What is required:
An exact copy of all entries is required.

Data for analysis:

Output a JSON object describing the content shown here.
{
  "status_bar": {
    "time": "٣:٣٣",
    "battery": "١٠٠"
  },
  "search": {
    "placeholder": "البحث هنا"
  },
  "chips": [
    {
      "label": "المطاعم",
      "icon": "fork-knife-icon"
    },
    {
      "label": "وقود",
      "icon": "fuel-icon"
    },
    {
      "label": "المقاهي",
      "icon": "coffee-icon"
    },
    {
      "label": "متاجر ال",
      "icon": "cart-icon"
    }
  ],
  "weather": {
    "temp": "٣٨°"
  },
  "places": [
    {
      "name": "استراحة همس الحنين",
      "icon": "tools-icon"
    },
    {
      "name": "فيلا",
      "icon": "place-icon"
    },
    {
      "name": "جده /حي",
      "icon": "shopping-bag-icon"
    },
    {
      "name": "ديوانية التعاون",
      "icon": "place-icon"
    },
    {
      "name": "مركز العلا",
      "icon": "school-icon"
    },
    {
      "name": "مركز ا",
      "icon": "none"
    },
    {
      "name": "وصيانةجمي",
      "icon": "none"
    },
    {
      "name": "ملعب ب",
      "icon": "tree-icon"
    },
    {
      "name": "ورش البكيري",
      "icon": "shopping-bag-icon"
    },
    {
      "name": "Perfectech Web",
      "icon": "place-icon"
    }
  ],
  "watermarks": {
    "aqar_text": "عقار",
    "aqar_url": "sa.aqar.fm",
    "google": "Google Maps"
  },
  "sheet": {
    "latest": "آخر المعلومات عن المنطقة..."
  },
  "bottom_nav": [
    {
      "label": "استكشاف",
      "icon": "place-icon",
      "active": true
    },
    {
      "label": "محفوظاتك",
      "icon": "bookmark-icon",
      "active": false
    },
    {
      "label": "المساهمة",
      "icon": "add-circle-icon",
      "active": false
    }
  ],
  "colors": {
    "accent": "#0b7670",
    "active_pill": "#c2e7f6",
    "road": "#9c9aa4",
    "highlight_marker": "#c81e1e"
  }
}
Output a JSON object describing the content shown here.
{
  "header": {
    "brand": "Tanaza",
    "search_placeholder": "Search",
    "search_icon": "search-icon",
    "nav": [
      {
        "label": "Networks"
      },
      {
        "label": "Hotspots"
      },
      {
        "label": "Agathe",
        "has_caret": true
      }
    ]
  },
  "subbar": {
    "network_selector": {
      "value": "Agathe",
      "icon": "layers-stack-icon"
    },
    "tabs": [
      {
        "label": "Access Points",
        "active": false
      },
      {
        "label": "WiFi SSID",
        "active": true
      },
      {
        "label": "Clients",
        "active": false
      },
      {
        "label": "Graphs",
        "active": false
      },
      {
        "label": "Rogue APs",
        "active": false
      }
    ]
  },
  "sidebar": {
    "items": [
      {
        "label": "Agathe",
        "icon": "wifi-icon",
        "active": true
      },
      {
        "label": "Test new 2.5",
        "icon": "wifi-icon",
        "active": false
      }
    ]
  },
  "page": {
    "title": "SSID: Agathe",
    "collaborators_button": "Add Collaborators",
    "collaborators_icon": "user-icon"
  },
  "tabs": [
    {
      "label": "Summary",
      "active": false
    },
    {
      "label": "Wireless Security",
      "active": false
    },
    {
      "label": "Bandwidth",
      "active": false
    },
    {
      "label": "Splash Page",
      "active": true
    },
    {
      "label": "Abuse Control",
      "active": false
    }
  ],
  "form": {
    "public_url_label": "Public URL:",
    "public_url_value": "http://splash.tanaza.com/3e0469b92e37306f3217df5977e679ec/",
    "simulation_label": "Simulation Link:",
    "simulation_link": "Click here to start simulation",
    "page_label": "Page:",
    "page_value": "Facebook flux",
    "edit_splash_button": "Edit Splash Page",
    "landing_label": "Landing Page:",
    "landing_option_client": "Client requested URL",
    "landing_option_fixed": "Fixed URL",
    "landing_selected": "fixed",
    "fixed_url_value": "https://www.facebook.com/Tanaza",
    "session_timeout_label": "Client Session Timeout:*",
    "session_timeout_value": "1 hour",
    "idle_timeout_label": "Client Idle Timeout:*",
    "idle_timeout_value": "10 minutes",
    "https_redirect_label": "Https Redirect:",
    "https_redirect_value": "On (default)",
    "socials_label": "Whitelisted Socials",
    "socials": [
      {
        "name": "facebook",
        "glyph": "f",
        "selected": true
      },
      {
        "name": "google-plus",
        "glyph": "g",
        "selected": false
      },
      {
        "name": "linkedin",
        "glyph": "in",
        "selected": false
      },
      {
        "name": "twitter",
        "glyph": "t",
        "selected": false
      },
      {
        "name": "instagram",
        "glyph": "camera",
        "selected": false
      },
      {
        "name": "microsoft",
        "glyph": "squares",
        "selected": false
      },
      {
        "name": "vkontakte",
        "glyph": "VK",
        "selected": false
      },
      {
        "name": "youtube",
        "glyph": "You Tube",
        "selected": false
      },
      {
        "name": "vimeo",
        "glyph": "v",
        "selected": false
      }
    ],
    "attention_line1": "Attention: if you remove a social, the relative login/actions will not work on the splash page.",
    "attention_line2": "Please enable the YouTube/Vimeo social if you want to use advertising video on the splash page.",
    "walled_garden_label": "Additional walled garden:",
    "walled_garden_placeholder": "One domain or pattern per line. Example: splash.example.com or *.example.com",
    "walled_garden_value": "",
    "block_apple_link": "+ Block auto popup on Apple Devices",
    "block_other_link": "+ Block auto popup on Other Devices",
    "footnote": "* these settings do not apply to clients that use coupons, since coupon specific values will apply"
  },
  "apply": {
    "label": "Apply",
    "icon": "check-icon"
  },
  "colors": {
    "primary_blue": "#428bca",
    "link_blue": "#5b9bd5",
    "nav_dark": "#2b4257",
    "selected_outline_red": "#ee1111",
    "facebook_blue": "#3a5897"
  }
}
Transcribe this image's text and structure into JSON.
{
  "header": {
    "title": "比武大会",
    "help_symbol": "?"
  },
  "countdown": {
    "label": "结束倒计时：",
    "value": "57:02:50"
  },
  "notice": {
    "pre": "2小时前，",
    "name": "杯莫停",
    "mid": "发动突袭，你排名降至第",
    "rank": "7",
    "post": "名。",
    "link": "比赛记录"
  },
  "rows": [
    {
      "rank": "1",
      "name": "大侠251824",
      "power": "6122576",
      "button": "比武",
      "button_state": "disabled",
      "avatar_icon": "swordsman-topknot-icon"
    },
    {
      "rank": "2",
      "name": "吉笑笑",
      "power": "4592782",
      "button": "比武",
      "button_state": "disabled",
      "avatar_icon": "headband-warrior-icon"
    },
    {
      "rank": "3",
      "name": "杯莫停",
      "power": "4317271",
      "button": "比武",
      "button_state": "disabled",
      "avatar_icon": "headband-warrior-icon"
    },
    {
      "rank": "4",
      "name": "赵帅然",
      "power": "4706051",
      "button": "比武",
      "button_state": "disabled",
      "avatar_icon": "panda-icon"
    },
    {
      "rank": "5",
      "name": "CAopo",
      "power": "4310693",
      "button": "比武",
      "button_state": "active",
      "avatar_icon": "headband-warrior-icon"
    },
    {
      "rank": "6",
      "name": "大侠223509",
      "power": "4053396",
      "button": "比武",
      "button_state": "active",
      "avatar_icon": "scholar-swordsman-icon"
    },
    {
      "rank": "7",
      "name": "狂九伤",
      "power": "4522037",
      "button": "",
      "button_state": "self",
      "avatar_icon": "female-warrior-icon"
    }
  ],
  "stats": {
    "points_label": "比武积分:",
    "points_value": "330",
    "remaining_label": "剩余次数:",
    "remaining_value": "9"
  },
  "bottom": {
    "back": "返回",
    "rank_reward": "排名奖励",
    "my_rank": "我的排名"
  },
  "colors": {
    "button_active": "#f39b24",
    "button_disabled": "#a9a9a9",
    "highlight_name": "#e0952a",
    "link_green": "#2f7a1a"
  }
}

Completed task:
Output a JSON object describing the content shown here.
{
  "status_bar": {
    "time": "٣:٣٣",
    "battery": "١٠٠"
  },
  "search": {
    "placeholder": "البحث هنا"
  },
  "chips": [
    {
      "label": "المطاعم",
      "icon": "fork-knife-icon"
    },
    {
      "label": "وقود",
      "icon": "fuel-icon"
    },
    {
      "label": "المقاهي",
      "icon": "coffee-icon"
    },
    {
      "label": "متاجر ال",
      "icon": "cart-icon"
    }
  ],
  "weather": {
    "temp": "٣٨°"
  },
  "places": [
    {
      "name": "استراحة همس الحنين",
      "icon": "tools-icon"
    },
    {
      "name": "فيلا",
      "icon": "place-icon"
    },
    {
      "name": "جده /حي",
      "icon": "shopping-bag-icon"
    },
    {
      "name": "ديوانية التعاون",
      "icon": "place-icon"
    },
    {
      "name": "مركز العلا",
      "icon": "school-icon"
    },
    {
      "name": "مركز ا",
      "icon": "none"
    },
    {
      "name": "وصيانةجمي",
      "icon": "none"
    },
    {
      "name": "ملعب ب",
      "icon": "tree-icon"
    },
    {
      "name": "ورش البكيري",
      "icon": "shopping-bag-icon"
    },
    {
      "name": "Perfectech Web",
      "icon": "place-icon"
    }
  ],
  "watermarks": {
    "aqar_text": "عقار",
    "aqar_url": "sa.aqar.fm",
    "google": "Google Maps"
  },
  "sheet": {
    "latest": "آخر المعلومات عن المنطقة..."
  },
  "bottom_nav": [
    {
      "label": "استكشاف",
      "icon": "place-icon",
      "active": true
    },
    {
      "label": "محفوظاتك",
      "icon": "bookmark-icon",
      "active": false
    },
    {
      "label": "المساهمة",
      "icon": "add-circle-icon",
      "active": false
    }
  ],
  "colors": {
    "accent": "#0b7670",
    "active_pill": "#c2e7f6",
    "road": "#9c9aa4",
    "highlight_marker": "#c81e1e"
  }
}
Output a JSON object describing the content shown here.
{
  "header": {
    "brand": "Tanaza",
    "search_placeholder": "Search",
    "search_icon": "search-icon",
    "nav": [
      {
        "label": "Networks"
      },
      {
        "label": "Hotspots"
      },
      {
        "label": "Agathe",
        "has_caret": true
      }
    ]
  },
  "subbar": {
    "network_selector": {
      "value": "Agathe",
      "icon": "layers-stack-icon"
    },
    "tabs": [
      {
        "label": "Access Points",
        "active": false
      },
      {
        "label": "WiFi SSID",
        "active": true
      },
      {
        "label": "Clients",
        "active": false
      },
      {
        "label": "Graphs",
        "active": false
      },
      {
        "label": "Rogue APs",
        "active": false
      }
    ]
  },
  "sidebar": {
    "items": [
      {
        "label": "Agathe",
        "icon": "wifi-icon",
        "active": true
      },
      {
        "label": "Test new 2.5",
        "icon": "wifi-icon",
        "active": false
      }
    ]
  },
  "page": {
    "title": "SSID: Agathe",
    "collaborators_button": "Add Collaborators",
    "collaborators_icon": "user-icon"
  },
  "tabs": [
    {
      "label": "Summary",
      "active": false
    },
    {
      "label": "Wireless Security",
      "active": false
    },
    {
      "label": "Bandwidth",
      "active": false
    },
    {
      "label": "Splash Page",
      "active": true
    },
    {
      "label": "Abuse Control",
      "active": false
    }
  ],
  "form": {
    "public_url_label": "Public URL:",
    "public_url_value": "http://splash.tanaza.com/3e0469b92e37306f3217df5977e679ec/",
    "simulation_label": "Simulation Link:",
    "simulation_link": "Click here to start simulation",
    "page_label": "Page:",
    "page_value": "Facebook flux",
    "edit_splash_button": "Edit Splash Page",
    "landing_label": "Landing Page:",
    "landing_option_client": "Client requested URL",
    "landing_option_fixed": "Fixed URL",
    "landing_selected": "fixed",
    "fixed_url_value": "https://www.facebook.com/Tanaza",
    "session_timeout_label": "Client Session Timeout:*",
    "session_timeout_value": "1 hour",
    "idle_timeout_label": "Client Idle Timeout:*",
    "idle_timeout_value": "10 minutes",
    "https_redirect_label": "Https Redirect:",
    "https_redirect_value": "On (default)",
    "socials_label": "Whitelisted Socials",
    "socials": [
      {
        "name": "facebook",
        "glyph": "f",
        "selected": true
      },
      {
        "name": "google-plus",
        "glyph": "g",
        "selected": false
      },
      {
        "name": "linkedin",
        "glyph": "in",
        "selected": false
      },
      {
        "name": "twitter",
        "glyph": "t",
        "selected": false
      },
      {
        "name": "instagram",
        "glyph": "camera",
        "selected": false
      },
      {
        "name": "microsoft",
        "glyph": "squares",
        "selected": false
      },
      {
        "name": "vkontakte",
        "glyph": "VK",
        "selected": false
      },
      {
        "name": "youtube",
        "glyph": "You Tube",
        "selected": false
      },
      {
        "name": "vimeo",
        "glyph": "v",
        "selected": false
      }
    ],
    "attention_line1": "Attention: if you remove a social, the relative login/actions will not work on the splash page.",
    "attention_line2": "Please enable the YouTube/Vimeo social if you want to use advertising video on the splash page.",
    "walled_garden_label": "Additional walled garden:",
    "walled_garden_placeholder": "One domain or pattern per line. Example: splash.example.com or *.example.com",
    "walled_garden_value": "",
    "block_apple_link": "+ Block auto popup on Apple Devices",
    "block_other_link": "+ Block auto popup on Other Devices",
    "footnote": "* these settings do not apply to clients that use coupons, since coupon specific values will apply"
  },
  "apply": {
    "label": "Apply",
    "icon": "check-icon"
  },
  "colors": {
    "primary_blue": "#428bca",
    "link_blue": "#5b9bd5",
    "nav_dark": "#2b4257",
    "selected_outline_red": "#ee1111",
    "facebook_blue": "#3a5897"
  }
}
Transcribe this image's text and structure into JSON.
{
  "header": {
    "title": "比武大会",
    "help_symbol": "?"
  },
  "countdown": {
    "label": "结束倒计时：",
    "value": "57:02:50"
  },
  "notice": {
    "pre": "2小时前，",
    "name": "杯莫停",
    "mid": "发动突袭，你排名降至第",
    "rank": "7",
    "post": "名。",
    "link": "比赛记录"
  },
  "rows": [
    {
      "rank": "1",
      "name": "大侠251824",
      "power": "6122576",
      "button": "比武",
      "button_state": "disabled",
      "avatar_icon": "swordsman-topknot-icon"
    },
    {
      "rank": "2",
      "name": "吉笑笑",
      "power": "4592782",
      "button": "比武",
      "button_state": "disabled",
      "avatar_icon": "headband-warrior-icon"
    },
    {
      "rank": "3",
      "name": "杯莫停",
      "power": "4317271",
      "button": "比武",
      "button_state": "disabled",
      "avatar_icon": "headband-warrior-icon"
    },
    {
      "rank": "4",
      "name": "赵帅然",
      "power": "4706051",
      "button": "比武",
      "button_state": "disabled",
      "avatar_icon": "panda-icon"
    },
    {
      "rank": "5",
      "name": "CAopo",
      "power": "4310693",
      "button": "比武",
      "button_state": "active",
      "avatar_icon": "headband-warrior-icon"
    },
    {
      "rank": "6",
      "name": "大侠223509",
      "power": "4053396",
      "button": "比武",
      "button_state": "active",
      "avatar_icon": "scholar-swordsman-icon"
    },
    {
      "rank": "7",
      "name": "狂九伤",
      "power": "4522037",
      "button": "",
      "button_state": "self",
      "avatar_icon": "female-warrior-icon"
    }
  ],
  "stats": {
    "points_label": "比武积分:",
    "points_value": "330",
    "remaining_label": "剩余次数:",
    "remaining_value": "9"
  },
  "bottom": {
    "back": "返回",
    "rank_reward": "排名奖励",
    "my_rank": "我的排名"
  },
  "colors": {
    "button_active": "#f39b24",
    "button_disabled": "#a9a9a9",
    "highlight_name": "#e0952a",
    "link_green": "#2f7a1a"
  }
}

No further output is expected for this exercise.